#### ENTRIES PROVIDED

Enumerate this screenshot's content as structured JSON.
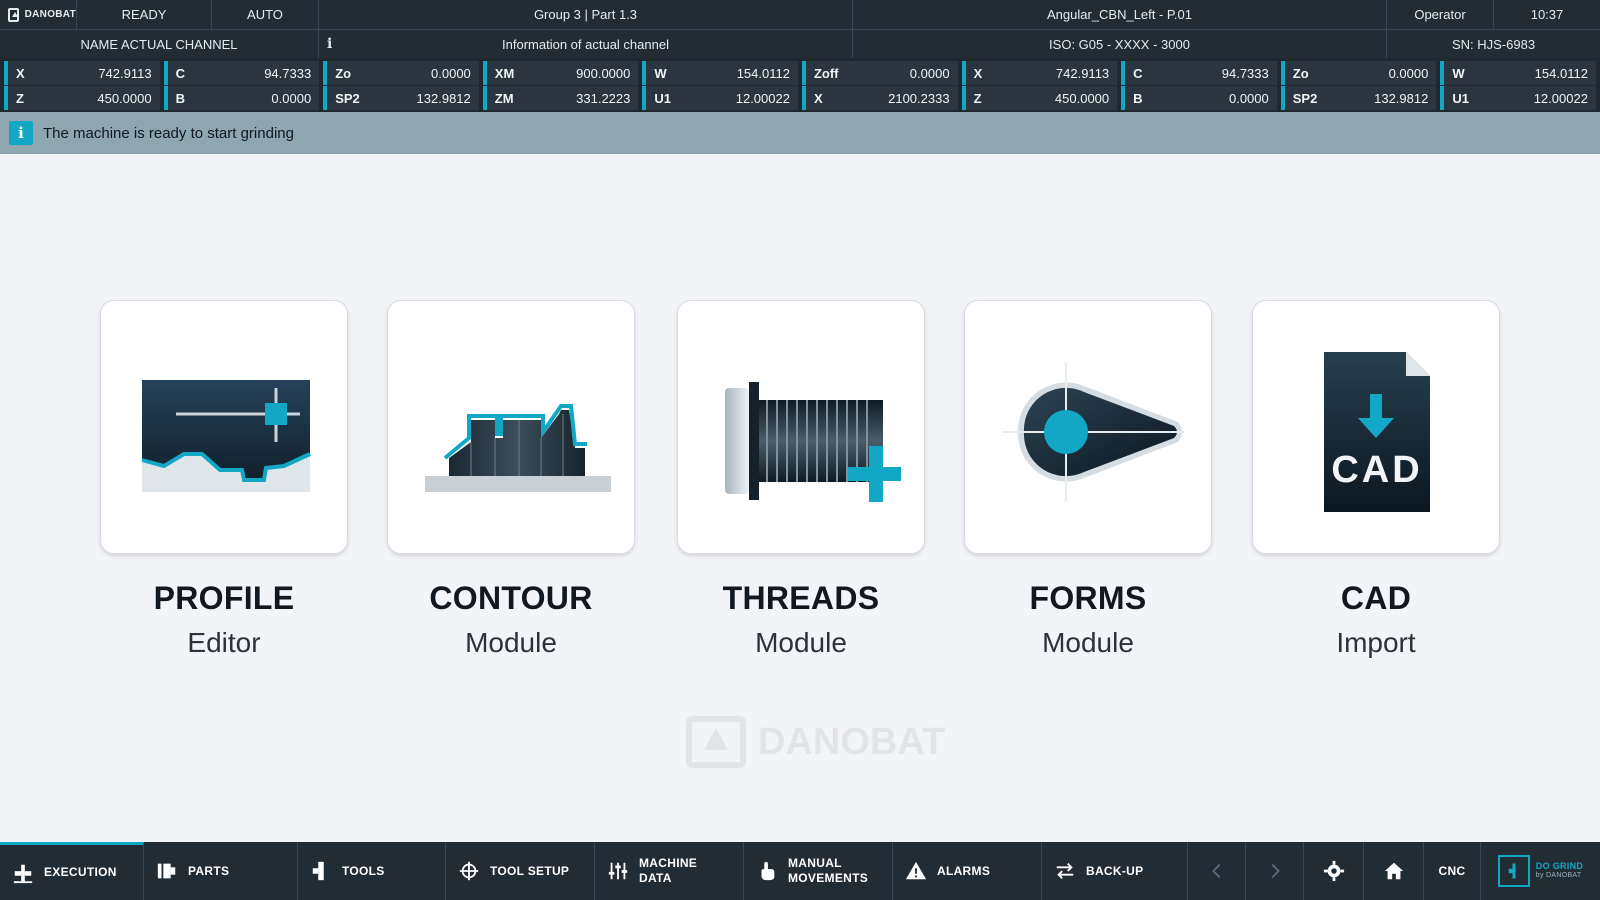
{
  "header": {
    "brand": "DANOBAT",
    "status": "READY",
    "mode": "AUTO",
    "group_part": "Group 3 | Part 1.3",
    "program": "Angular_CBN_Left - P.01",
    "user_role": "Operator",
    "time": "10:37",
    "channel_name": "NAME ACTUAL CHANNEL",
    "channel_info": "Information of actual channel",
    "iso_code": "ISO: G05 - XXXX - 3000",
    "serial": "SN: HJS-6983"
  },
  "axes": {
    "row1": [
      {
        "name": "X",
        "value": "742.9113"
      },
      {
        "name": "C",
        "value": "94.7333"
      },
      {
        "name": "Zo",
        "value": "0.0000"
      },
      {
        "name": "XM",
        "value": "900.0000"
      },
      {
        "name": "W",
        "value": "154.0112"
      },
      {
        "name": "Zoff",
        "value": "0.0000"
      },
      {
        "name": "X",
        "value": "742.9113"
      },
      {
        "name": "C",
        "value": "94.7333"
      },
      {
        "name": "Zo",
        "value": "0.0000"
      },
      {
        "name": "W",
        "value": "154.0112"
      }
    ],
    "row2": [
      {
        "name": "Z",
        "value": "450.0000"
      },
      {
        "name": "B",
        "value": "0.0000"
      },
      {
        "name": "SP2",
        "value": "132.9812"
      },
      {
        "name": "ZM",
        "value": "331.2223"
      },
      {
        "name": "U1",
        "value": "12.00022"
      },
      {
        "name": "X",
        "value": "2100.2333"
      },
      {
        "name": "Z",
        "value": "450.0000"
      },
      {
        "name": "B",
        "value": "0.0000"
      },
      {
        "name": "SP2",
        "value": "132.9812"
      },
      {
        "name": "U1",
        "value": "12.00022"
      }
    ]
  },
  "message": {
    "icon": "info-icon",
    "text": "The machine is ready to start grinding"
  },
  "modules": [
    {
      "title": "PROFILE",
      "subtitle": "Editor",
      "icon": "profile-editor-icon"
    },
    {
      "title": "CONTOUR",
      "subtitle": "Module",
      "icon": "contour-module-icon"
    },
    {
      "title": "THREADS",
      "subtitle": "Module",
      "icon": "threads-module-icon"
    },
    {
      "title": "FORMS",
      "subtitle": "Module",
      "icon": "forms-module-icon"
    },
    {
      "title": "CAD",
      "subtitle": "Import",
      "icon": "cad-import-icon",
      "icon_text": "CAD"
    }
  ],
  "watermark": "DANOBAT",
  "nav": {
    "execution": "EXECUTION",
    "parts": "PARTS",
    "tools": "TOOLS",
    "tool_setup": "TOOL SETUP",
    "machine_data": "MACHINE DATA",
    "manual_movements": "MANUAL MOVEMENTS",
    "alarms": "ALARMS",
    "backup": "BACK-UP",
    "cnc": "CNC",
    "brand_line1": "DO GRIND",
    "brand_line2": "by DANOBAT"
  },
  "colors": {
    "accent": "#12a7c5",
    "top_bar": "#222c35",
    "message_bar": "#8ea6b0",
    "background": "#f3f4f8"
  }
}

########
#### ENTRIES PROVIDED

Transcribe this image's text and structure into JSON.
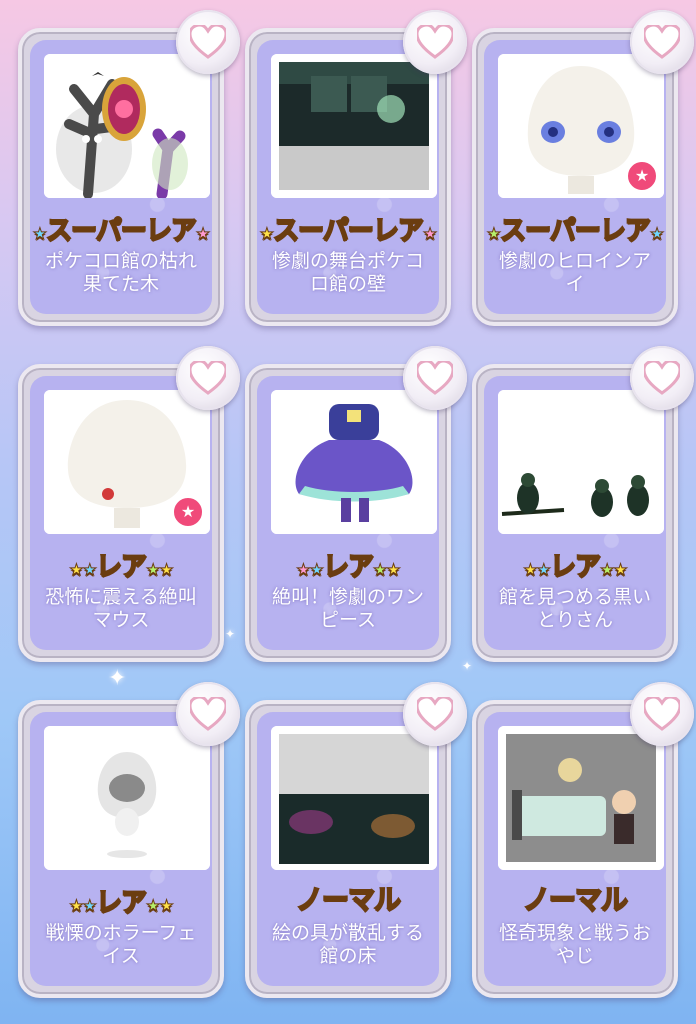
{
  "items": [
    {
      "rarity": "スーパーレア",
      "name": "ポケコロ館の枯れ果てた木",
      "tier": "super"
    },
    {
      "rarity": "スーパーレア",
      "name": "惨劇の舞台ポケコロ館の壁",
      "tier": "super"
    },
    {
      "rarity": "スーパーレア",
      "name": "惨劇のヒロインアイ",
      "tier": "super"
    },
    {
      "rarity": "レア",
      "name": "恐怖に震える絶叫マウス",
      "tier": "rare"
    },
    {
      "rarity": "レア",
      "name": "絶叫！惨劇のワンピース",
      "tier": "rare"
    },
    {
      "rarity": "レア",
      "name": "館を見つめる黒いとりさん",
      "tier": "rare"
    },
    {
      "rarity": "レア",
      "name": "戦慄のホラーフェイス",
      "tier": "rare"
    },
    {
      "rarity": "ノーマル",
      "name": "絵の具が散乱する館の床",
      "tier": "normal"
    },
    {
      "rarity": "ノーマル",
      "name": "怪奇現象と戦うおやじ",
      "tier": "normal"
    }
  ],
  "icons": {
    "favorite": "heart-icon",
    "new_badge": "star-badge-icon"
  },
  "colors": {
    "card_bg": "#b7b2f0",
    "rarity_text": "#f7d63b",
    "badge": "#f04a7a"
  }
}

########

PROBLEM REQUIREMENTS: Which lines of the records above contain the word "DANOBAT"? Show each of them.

EXERCISE OUTPUT:
    "brand": "DANOBAT",
  "watermark": "DANOBAT",
    "brand_line2": "by DANOBAT"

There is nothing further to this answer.